BEGIN Dataset entries

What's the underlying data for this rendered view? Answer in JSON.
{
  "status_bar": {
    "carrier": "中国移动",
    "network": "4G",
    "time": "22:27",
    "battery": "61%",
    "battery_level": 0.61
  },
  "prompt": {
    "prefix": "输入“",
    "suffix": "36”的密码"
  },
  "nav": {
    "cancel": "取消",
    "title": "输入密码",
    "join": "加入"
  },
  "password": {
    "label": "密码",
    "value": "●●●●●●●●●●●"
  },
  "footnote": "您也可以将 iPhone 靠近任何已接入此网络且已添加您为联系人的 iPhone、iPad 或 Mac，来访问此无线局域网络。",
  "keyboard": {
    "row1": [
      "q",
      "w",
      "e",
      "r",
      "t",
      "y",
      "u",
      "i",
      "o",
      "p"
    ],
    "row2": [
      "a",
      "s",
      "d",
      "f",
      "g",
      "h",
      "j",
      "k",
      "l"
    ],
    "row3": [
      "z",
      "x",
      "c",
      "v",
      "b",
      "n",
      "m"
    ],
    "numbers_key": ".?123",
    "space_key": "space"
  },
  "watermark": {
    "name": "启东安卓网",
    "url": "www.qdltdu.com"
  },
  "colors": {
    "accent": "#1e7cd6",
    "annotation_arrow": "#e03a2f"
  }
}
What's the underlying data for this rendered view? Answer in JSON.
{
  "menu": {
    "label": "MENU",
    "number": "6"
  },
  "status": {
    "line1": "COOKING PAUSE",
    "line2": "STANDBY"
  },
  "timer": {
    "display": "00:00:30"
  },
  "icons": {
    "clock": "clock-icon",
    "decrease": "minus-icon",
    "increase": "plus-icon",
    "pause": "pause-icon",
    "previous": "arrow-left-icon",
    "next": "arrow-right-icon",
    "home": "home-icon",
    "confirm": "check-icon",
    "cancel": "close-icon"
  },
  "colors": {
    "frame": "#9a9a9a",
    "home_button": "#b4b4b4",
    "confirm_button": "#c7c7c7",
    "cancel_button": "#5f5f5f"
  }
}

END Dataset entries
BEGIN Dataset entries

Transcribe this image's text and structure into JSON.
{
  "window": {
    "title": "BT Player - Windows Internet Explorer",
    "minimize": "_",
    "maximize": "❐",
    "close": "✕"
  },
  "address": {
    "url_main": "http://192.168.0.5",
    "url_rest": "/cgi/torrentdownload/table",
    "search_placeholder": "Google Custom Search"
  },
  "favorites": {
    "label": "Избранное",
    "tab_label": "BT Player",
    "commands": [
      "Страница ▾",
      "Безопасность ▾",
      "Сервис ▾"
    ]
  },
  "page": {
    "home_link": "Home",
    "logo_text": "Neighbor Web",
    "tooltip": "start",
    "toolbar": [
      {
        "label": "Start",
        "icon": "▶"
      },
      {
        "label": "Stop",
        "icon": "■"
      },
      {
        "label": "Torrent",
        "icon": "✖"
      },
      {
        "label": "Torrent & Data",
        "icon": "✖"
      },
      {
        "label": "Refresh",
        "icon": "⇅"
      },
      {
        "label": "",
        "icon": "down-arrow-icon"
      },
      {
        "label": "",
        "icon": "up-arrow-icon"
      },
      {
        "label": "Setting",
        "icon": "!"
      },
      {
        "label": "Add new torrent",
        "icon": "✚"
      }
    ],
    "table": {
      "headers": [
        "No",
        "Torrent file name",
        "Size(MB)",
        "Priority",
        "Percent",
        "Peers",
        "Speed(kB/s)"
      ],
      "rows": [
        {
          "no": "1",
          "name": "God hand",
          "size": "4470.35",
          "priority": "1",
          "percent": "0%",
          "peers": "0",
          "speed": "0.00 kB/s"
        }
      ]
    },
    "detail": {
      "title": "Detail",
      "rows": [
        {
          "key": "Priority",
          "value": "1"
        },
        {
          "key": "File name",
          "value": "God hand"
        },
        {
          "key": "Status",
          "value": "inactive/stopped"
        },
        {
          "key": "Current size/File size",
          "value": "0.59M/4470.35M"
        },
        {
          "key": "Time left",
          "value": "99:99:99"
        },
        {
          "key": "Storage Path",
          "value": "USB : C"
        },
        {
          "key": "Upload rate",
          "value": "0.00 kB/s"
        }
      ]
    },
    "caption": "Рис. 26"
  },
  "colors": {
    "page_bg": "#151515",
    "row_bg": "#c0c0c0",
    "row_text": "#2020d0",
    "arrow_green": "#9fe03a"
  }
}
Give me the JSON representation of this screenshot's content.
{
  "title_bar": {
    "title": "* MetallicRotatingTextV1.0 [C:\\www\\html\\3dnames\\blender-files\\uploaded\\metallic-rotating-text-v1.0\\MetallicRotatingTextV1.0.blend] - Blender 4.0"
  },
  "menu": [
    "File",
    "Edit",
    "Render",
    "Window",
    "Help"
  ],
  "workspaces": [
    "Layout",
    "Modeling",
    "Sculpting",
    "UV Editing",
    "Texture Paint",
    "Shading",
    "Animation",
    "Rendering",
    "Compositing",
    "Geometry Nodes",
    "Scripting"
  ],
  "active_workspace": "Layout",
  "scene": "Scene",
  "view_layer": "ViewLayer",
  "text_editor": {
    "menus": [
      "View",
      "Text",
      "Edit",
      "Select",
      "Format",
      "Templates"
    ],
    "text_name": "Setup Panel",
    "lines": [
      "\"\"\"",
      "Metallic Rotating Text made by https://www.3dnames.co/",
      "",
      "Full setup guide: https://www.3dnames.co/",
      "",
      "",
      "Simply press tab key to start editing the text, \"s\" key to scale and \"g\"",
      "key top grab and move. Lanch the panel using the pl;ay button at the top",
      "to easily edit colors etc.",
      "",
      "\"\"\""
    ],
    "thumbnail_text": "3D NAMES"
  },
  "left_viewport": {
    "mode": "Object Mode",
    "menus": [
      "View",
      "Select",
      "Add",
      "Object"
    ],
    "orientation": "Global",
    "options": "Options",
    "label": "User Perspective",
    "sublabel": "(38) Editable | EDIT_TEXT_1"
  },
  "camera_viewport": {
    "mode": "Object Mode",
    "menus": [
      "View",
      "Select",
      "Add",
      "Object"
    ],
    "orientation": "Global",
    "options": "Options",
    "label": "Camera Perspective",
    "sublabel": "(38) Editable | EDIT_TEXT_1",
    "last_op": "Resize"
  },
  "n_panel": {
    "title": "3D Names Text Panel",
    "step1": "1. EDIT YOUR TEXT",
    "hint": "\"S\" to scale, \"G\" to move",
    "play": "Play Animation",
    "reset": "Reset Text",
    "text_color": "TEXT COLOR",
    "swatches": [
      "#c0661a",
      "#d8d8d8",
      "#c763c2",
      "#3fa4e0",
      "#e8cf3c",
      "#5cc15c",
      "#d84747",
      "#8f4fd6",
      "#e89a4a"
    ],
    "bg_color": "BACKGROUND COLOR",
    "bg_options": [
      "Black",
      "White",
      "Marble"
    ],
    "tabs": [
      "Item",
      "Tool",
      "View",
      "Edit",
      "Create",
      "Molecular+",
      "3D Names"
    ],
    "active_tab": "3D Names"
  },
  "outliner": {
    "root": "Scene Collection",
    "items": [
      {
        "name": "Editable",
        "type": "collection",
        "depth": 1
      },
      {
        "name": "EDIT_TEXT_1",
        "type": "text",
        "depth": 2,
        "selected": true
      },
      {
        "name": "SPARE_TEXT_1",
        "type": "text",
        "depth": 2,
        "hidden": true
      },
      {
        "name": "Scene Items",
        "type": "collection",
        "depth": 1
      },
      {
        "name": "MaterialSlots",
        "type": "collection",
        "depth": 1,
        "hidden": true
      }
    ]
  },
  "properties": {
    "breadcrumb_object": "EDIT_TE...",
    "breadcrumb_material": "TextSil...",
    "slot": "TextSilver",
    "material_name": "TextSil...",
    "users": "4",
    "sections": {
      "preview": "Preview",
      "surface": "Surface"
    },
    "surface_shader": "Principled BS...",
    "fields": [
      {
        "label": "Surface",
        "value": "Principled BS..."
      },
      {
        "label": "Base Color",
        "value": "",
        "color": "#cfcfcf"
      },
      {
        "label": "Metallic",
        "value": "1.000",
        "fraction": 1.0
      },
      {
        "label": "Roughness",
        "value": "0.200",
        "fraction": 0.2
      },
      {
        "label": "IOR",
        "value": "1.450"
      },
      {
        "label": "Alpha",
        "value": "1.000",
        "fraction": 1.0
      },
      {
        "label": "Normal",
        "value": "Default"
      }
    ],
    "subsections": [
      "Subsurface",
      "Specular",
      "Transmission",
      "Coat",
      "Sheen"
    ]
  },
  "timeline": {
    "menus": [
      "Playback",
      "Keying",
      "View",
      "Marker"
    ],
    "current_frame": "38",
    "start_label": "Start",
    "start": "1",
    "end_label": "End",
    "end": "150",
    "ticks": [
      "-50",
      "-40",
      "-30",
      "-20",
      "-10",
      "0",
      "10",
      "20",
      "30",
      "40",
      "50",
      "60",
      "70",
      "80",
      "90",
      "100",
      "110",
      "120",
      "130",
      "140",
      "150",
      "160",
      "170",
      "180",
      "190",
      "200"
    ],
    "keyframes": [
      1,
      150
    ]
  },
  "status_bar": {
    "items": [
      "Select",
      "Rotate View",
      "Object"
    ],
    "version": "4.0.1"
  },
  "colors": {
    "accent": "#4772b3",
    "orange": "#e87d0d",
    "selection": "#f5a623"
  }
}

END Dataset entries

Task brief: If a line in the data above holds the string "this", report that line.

Answer section:
What's the underlying data for this rendered view? Answer in JSON.
What's the underlying data for this rendered view? Answer in JSON.
Transcribe this image's text and structure into JSON.
Give me the JSON representation of this screenshot's content.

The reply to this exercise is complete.